Friday, February 22, 2008

Keller's Low Standards are Destroying The New York Times

Under a relentless attack from both conservative and liberal corners alike, The New York Times Executive Editor Bill Keller sought refuge in the warm confines of National Public Radio to defend the Time's bizarre decision to run a vague and vapid story attacking John McCain on the front page of the Times, above the fold.

The biggest problem with the story is that it is extremely misleading, implying both an extra marital affair and improper favors given to lobbyists, especially the alleged paramour named in the article, lobbyist Vicki Iseman.

As I
discussed last night, the sensational and splashy article actually contained almost no facts. It's all smoke and mirrors and frankly there's damned little smoke.

And while NPR attempted to be fair to Keller in articles and audio interviews this morning, Keller's explanations are as vapid as the article itself. It's hard to defend a story with no basis, and Keller fails miserably in his defense.

Here is Keller's explanation from
David Folkenflik's story on the NPR website:


"If, hypothetically, we had established that he had a romantic relationship with a lobbyist — and had done favors for that lobbyist — that would have been a different story," he [Keller] says.

But the newspaper was not able to confirm any relationship. Instead, Keller tells NPR that the article that ran Thursday morning provided a slightly different insight into one of the nation's leading candidates for president.

"It's not a 'gotcha' story about some kind of quid pro quo," he says. "We don't know if there was a quid or a quo in this case.

In other words, it's an eight year old story about nothing.

And that deserved a feature position above the fold on page one? A breathlessly written gotcha story with no facts? Right next to an unusually large and splashy photo of Barack Obama?
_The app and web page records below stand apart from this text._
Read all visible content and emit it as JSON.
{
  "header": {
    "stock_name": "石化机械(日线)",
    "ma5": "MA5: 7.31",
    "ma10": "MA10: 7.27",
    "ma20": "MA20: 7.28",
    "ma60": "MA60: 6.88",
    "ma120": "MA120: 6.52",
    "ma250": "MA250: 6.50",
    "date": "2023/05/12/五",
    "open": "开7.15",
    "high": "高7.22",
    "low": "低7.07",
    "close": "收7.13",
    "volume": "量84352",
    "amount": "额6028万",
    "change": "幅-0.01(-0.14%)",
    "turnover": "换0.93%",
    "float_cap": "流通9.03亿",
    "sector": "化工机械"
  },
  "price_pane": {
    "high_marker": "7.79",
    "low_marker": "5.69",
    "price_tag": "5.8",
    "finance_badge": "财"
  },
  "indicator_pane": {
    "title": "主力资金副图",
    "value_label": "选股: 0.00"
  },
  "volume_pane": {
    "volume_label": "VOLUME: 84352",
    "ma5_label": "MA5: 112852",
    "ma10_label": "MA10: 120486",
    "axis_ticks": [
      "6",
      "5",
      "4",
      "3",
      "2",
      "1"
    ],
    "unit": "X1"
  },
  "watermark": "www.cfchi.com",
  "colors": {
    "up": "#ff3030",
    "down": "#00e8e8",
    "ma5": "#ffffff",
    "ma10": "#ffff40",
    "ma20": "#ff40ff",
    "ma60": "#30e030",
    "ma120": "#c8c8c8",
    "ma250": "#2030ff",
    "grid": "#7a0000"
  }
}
Bill, all you proved today is that you are unfit to make judgements about news stories. I
repeat my call for your resignation for the good of the Times.
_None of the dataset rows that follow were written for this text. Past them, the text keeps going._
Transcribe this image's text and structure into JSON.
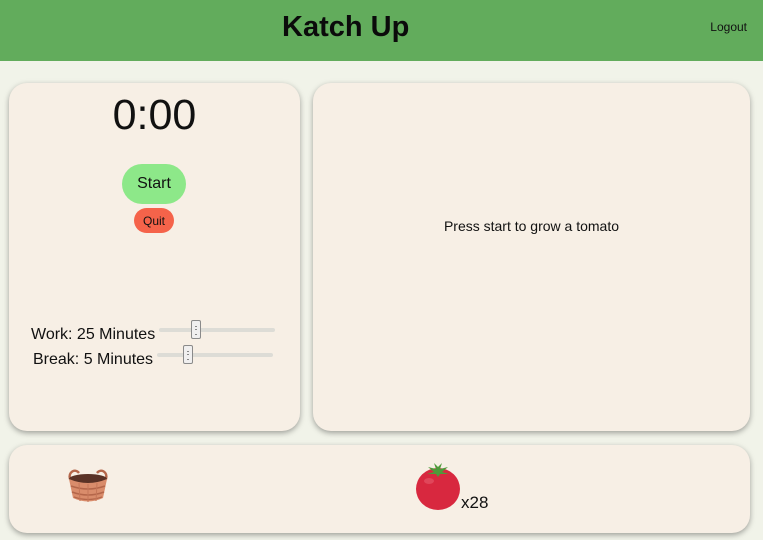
{
  "header": {
    "title": "Katch Up",
    "logout_label": "Logout",
    "background_color": "#62ac5c"
  },
  "timer": {
    "display": "0:00",
    "start_label": "Start",
    "quit_label": "Quit",
    "work_label": "Work: 25 Minutes",
    "break_label": "Break: 5 Minutes",
    "work_minutes": 25,
    "break_minutes": 5
  },
  "display": {
    "message": "Press start to grow a tomato"
  },
  "basket": {
    "basket_icon": "basket-icon",
    "tomato_icon": "tomato-icon",
    "tomato_count": "x28"
  },
  "colors": {
    "start_button": "#8de889",
    "quit_button": "#f5634a",
    "card_background": "#f7efe5",
    "tomato": "#d8283f"
  }
}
3 comments:

Vigilante said...

Wizard, I originally posted along the same lines

But I Trust in God and the NYT:

In 1998, Senator John McCain sent an unusually blunt letter to the head of the Federal Communications Commission, warning that he would try to overhaul the agency if it closed a broadcast ownership loophole.

McCain urged the commission to abandon plans to close a loophole vitally important to Glencairn Ltd., a client of Vicki Iseman, a lobbyist. The provision enabled one of the nation’s largest broadcasting companies, Sinclair, to use a marketing agreement with Glencairn, a far smaller broadcaster, to get around a restriction barring single ownership of two television stations in the same city.
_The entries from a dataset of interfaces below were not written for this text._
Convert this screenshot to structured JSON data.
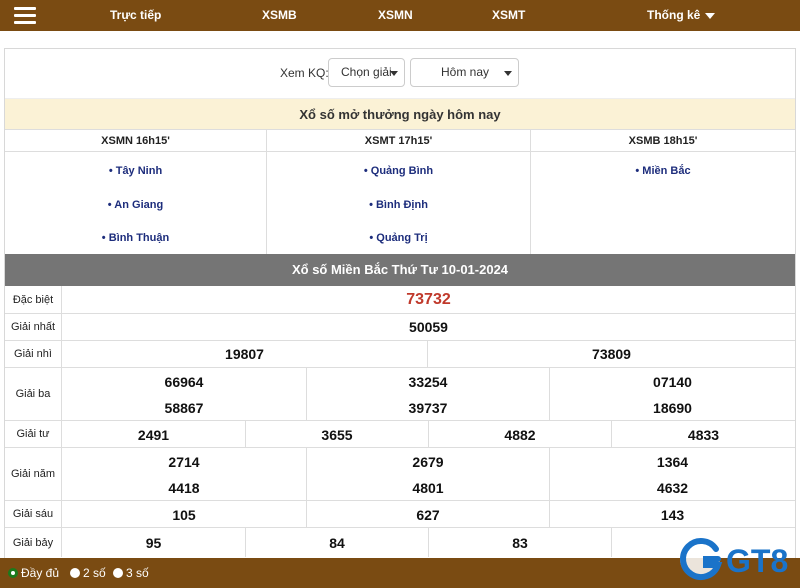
{
  "nav": {
    "items": [
      {
        "label": "Trực tiếp"
      },
      {
        "label": "XSMB"
      },
      {
        "label": "XSMN"
      },
      {
        "label": "XSMT"
      },
      {
        "label": "Thống kê"
      }
    ],
    "menu_icon": "hamburger-menu-icon",
    "bg_color": "#7a4b12"
  },
  "filter": {
    "label": "Xem KQ:",
    "prize_select": "Chọn giải",
    "date_select": "Hôm nay"
  },
  "banner": "Xổ số mở thưởng ngày hôm nay",
  "regions": [
    {
      "header": "XSMN 16h15'",
      "links": [
        "• Tây Ninh",
        "• An Giang",
        "• Bình Thuận"
      ]
    },
    {
      "header": "XSMT 17h15'",
      "links": [
        "• Quảng Bình",
        "• Bình Định",
        "• Quảng Trị"
      ]
    },
    {
      "header": "XSMB 18h15'",
      "links": [
        "• Miền Bắc"
      ]
    }
  ],
  "results": {
    "title": "Xổ số Miền Bắc Thứ Tư 10-01-2024",
    "rows": [
      {
        "label": "Đặc biệt",
        "numbers": [
          "73732"
        ]
      },
      {
        "label": "Giải nhất",
        "numbers": [
          "50059"
        ]
      },
      {
        "label": "Giải nhì",
        "numbers": [
          "19807",
          "73809"
        ]
      },
      {
        "label": "Giải ba",
        "numbers": [
          "66964",
          "33254",
          "07140",
          "58867",
          "39737",
          "18690"
        ]
      },
      {
        "label": "Giải tư",
        "numbers": [
          "2491",
          "3655",
          "4882",
          "4833"
        ]
      },
      {
        "label": "Giải năm",
        "numbers": [
          "2714",
          "2679",
          "1364",
          "4418",
          "4801",
          "4632"
        ]
      },
      {
        "label": "Giải sáu",
        "numbers": [
          "105",
          "627",
          "143"
        ]
      },
      {
        "label": "Giải bảy",
        "numbers": [
          "95",
          "84",
          "83",
          ""
        ]
      }
    ],
    "special_color": "#c0392b"
  },
  "bottom": {
    "options": [
      "Đầy đủ",
      "2 số",
      "3 số"
    ],
    "selected": "Đầy đủ"
  },
  "watermark": {
    "text": "GT8",
    "color": "#1a73c9"
  }
}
McCain spokesmen say that the Senator ... was merely directing the commission to “not act in a manner contradictory to Congressional intent.” Mr. McCain wrote in the letters that a 1996 law, the telecommunications act, required the loophole; a legal opinion by the staff of the commission took the opposite view.

A review of the record, including agency records now at the National Archives and interviews with participants, shows that Mr. McCain, Republican of Arizona, played a significant role in killing the plan to eliminate the loophole.


This story has legs, indeed. Long legs. But they're just not Iseman's legs.

the WIZARD, fkap said...

Far from pointing to a ten year old fully reported and analyzed story that does more to illustrate McCain's independence and integrity than his bowing to lobbyists, Clark Hoyt, the New York Times Public Editor, roundly condemned his own newspaper today.

Clark wrote in a rare front page editorial today, "The article had repercussions for both McCain and The Times. He may benefit, at least in the short run, from a conservative backlash against the “liberal” New York Times. The newspaper found itself in the uncomfortable position of being the story as much as publishing the story, in large part because, although it raised one of the most toxic subjects in politics — sex — it offered readers no proof that McCain and Iseman had a romance."

Read Clark's entire editorial here.

Vigilante said...

You're on point, Wiz.

here's The nub of it:

The pity of it is that, without the sex, The Times was on to a good story. McCain, who was reprimanded by the Senate Ethics Committee in 1991 for exercising “poor judgment” by intervening with federal regulators on behalf of a corrupt savings and loan executive, recast himself as a crusader against special interests and the corrupting influence of money in politics. Yet he has continued to maintain complex relationships with lobbyists like Iseman, at whose request he wrote to the Federal Communications Commission to urge a speed-up on a decision affecting one of her clients.

It's another case of undisciplined messaging backfiring on the story.